Mercedes-Benz Fashion Week Russia kicked off in full swing this Saturday, attracting thousands of visitors and fashionistas.
The week launched with several children’s runway shows, with children’s brand Acoola presenting its Street Tropical, Seaview and School collections and the country’s largest children’s department store Detsky Mir showing off its latest seasonal looks, created by the retailer’s designers.
On day one, arguably the most famous of all Russian designers, Zaitsev looked radiant when he himself appeared on the runway. He was met with a standing ovation - truly, the most respected of all Soviet and post-Soviet Russian couturiers deserves no less. His models led him to the end of the runway and back.
The Mercedes-Benz Fashion Week Russia this year played host to the Kazakhstan Fashion Week Showcase, showing off designers from the former republic.
For day two the schedule included street wear, more designers from Kazakhstan, classic couture and a secret performance by a Russian star of screen and stage. The day began with a conceptual show by the Moscow brand Sensus Couture. This is well-known for its brave search for nowness and its inspired originality.
Leather, latex and silk were the course for the day, and Sensus employed its traditional color palette - red, white and lots of black. Many looks were straight-on street wear, with models strolling in pullovers and shorts with some thigh-high boots, while others were traditional evening wear - little black dresses with Ziggy Stardust-like lightning symbols, bold jackets with leopard skin prints, sheer golden coats.
Day three of the Mercedes-Benz Fashion Week Russia started off with much aplomb, with a whole new slew of young designers to whet the visitors’ insatiable appetites. The first major show of the third day was by Snezhana Paderina.

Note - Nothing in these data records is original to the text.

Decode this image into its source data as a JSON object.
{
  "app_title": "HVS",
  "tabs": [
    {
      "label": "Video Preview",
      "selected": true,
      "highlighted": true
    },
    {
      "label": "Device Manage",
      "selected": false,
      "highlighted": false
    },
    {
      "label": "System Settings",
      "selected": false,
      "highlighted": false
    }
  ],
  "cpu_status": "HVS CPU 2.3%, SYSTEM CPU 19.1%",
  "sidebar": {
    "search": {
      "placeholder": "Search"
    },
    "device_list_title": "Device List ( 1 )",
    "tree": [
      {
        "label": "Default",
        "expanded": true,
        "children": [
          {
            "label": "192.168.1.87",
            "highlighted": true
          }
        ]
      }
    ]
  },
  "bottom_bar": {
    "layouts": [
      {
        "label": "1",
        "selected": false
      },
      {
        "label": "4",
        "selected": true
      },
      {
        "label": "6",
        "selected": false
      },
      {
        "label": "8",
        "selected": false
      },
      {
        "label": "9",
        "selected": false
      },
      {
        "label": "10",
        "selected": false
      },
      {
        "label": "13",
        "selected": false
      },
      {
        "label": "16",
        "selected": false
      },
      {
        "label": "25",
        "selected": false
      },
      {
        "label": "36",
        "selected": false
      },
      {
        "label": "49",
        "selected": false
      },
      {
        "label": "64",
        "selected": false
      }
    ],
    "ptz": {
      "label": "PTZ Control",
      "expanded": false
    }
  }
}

This Parsons School of Design graduate is well-known for her love of architecture, technology and cyberpunk, and her interest in combining modern technology and traditional techniques in her approach. Combat boots and beautifully-crafted high heels accentuated the otherness of this collection, and modernist art was often incorporated into the garments.
Day four offered a diverse cast of designers. Students of Moscow’s HSE Art and Design School presented a show. First, deconstructed capes and ponchos made of recycled fabrics filled the runway, then oversized trench coats and tulle capes with the collection’s name emblazoned in bold lettering, then even more deconstructed garments, with long tendrils of fabric flowing behind the models. A lot of what was shown could still be classified as modernist street wear, but with a definite avant-garde feel to it.
At the next show, Nastya Nekrasova presented her new collection. One of the constant themes in Nekrasova’s work has been the work of the Athens sculptor Leochares. As for the garments themselves, these had a lot of classical in those as well - silk and wool numbers, free and flowing shapes, oversized sleeves (as if from an antique theatre costume), and busts models carried underarm. But this was a collection by a young Russian designer, so a little modernism was unavoidable - skirts with abstract scribble art and high leather heels spiced up this avant-garde collection.
The final day saw a collective show by the leading educational fashion project in the country, Rebel School. The project gathers the best tutors in the country. Rebel School students presented a diverse collection of modern avant-garde street wear, with designs ranging from oversize orange hoodies and capes and catholic schoolgirl outfits to comfy trousers and shirts to Alice-in-Wonderland style dresses.
Color combinations were the traditional to street wear black, orange, white and red, with several striking blue outfits in the mix. The show bended gender norms, with model Sima Kozochka coming out in a men’s prison robe inspired fit, while other female models wore stylish men’s suits.